SUPPLIED RECORDS START

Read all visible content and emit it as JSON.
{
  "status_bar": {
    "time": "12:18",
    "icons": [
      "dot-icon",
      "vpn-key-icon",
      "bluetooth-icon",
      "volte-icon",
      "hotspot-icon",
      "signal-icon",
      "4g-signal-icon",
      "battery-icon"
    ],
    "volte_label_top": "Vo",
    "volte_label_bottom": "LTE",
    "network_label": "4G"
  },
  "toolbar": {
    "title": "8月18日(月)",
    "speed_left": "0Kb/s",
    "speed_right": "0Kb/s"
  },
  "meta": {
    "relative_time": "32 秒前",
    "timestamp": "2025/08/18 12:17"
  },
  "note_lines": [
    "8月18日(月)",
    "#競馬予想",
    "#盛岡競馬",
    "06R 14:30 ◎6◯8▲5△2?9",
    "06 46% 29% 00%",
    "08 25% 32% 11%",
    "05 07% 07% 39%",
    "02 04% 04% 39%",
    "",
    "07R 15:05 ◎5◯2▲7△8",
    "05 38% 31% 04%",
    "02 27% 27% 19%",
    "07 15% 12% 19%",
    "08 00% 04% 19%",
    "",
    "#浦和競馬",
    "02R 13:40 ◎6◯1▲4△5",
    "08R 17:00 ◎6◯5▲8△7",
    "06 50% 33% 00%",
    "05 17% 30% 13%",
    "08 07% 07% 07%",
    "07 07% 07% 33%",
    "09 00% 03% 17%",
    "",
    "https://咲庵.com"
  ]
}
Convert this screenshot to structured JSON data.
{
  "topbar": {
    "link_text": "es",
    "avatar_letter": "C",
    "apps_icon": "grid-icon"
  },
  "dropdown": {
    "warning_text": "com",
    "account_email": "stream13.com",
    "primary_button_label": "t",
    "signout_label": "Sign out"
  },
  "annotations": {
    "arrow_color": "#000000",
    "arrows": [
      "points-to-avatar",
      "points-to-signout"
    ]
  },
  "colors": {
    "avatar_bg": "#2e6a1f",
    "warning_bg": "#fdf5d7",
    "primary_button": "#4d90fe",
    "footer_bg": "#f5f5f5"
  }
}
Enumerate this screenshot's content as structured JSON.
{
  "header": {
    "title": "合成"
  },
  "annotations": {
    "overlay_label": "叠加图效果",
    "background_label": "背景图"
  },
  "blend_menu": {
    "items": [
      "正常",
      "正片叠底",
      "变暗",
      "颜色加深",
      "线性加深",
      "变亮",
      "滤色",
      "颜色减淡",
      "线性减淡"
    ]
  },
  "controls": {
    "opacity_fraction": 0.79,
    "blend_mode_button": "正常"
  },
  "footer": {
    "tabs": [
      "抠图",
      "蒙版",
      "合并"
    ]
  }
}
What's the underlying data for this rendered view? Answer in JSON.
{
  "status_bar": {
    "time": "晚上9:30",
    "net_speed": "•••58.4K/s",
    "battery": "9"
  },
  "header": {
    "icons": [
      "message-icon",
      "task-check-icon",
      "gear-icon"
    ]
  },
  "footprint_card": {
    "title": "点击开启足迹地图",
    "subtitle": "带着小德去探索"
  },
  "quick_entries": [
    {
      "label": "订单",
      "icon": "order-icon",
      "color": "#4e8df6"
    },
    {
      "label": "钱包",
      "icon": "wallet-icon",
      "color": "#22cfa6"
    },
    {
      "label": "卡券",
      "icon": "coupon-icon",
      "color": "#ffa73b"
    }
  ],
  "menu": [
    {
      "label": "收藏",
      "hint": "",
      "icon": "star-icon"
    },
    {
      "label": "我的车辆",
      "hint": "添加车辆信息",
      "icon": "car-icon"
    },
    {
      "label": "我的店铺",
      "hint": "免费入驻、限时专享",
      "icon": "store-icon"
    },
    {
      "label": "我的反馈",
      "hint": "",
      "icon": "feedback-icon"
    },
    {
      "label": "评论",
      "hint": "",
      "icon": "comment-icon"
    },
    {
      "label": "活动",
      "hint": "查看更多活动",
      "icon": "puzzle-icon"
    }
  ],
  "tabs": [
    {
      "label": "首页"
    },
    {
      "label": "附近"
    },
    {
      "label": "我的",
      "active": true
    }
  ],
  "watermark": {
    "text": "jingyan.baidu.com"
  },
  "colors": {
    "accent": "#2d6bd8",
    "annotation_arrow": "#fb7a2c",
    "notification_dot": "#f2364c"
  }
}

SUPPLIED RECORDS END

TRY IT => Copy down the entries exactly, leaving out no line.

EXERCISE OUTPUT =>
Read all visible content and emit it as JSON.
{
  "status_bar": {
    "time": "12:18",
    "icons": [
      "dot-icon",
      "vpn-key-icon",
      "bluetooth-icon",
      "volte-icon",
      "hotspot-icon",
      "signal-icon",
      "4g-signal-icon",
      "battery-icon"
    ],
    "volte_label_top": "Vo",
    "volte_label_bottom": "LTE",
    "network_label": "4G"
  },
  "toolbar": {
    "title": "8月18日(月)",
    "speed_left": "0Kb/s",
    "speed_right": "0Kb/s"
  },
  "meta": {
    "relative_time": "32 秒前",
    "timestamp": "2025/08/18 12:17"
  },
  "note_lines": [
    "8月18日(月)",
    "#競馬予想",
    "#盛岡競馬",
    "06R 14:30 ◎6◯8▲5△2?9",
    "06 46% 29% 00%",
    "08 25% 32% 11%",
    "05 07% 07% 39%",
    "02 04% 04% 39%",
    "",
    "07R 15:05 ◎5◯2▲7△8",
    "05 38% 31% 04%",
    "02 27% 27% 19%",
    "07 15% 12% 19%",
    "08 00% 04% 19%",
    "",
    "#浦和競馬",
    "02R 13:40 ◎6◯1▲4△5",
    "08R 17:00 ◎6◯5▲8△7",
    "06 50% 33% 00%",
    "05 17% 30% 13%",
    "08 07% 07% 07%",
    "07 07% 07% 33%",
    "09 00% 03% 17%",
    "",
    "https://咲庵.com"
  ]
}
Convert this screenshot to structured JSON data.
{
  "topbar": {
    "link_text": "es",
    "avatar_letter": "C",
    "apps_icon": "grid-icon"
  },
  "dropdown": {
    "warning_text": "com",
    "account_email": "stream13.com",
    "primary_button_label": "t",
    "signout_label": "Sign out"
  },
  "annotations": {
    "arrow_color": "#000000",
    "arrows": [
      "points-to-avatar",
      "points-to-signout"
    ]
  },
  "colors": {
    "avatar_bg": "#2e6a1f",
    "warning_bg": "#fdf5d7",
    "primary_button": "#4d90fe",
    "footer_bg": "#f5f5f5"
  }
}
Enumerate this screenshot's content as structured JSON.
{
  "header": {
    "title": "合成"
  },
  "annotations": {
    "overlay_label": "叠加图效果",
    "background_label": "背景图"
  },
  "blend_menu": {
    "items": [
      "正常",
      "正片叠底",
      "变暗",
      "颜色加深",
      "线性加深",
      "变亮",
      "滤色",
      "颜色减淡",
      "线性减淡"
    ]
  },
  "controls": {
    "opacity_fraction": 0.79,
    "blend_mode_button": "正常"
  },
  "footer": {
    "tabs": [
      "抠图",
      "蒙版",
      "合并"
    ]
  }
}
What's the underlying data for this rendered view? Answer in JSON.
{
  "status_bar": {
    "time": "晚上9:30",
    "net_speed": "•••58.4K/s",
    "battery": "9"
  },
  "header": {
    "icons": [
      "message-icon",
      "task-check-icon",
      "gear-icon"
    ]
  },
  "footprint_card": {
    "title": "点击开启足迹地图",
    "subtitle": "带着小德去探索"
  },
  "quick_entries": [
    {
      "label": "订单",
      "icon": "order-icon",
      "color": "#4e8df6"
    },
    {
      "label": "钱包",
      "icon": "wallet-icon",
      "color": "#22cfa6"
    },
    {
      "label": "卡券",
      "icon": "coupon-icon",
      "color": "#ffa73b"
    }
  ],
  "menu": [
    {
      "label": "收藏",
      "hint": "",
      "icon": "star-icon"
    },
    {
      "label": "我的车辆",
      "hint": "添加车辆信息",
      "icon": "car-icon"
    },
    {
      "label": "我的店铺",
      "hint": "免费入驻、限时专享",
      "icon": "store-icon"
    },
    {
      "label": "我的反馈",
      "hint": "",
      "icon": "feedback-icon"
    },
    {
      "label": "评论",
      "hint": "",
      "icon": "comment-icon"
    },
    {
      "label": "活动",
      "hint": "查看更多活动",
      "icon": "puzzle-icon"
    }
  ],
  "tabs": [
    {
      "label": "首页"
    },
    {
      "label": "附近"
    },
    {
      "label": "我的",
      "active": true
    }
  ],
  "watermark": {
    "text": "jingyan.baidu.com"
  },
  "colors": {
    "accent": "#2d6bd8",
    "annotation_arrow": "#fb7a2c",
    "notification_dot": "#f2364c"
  }
}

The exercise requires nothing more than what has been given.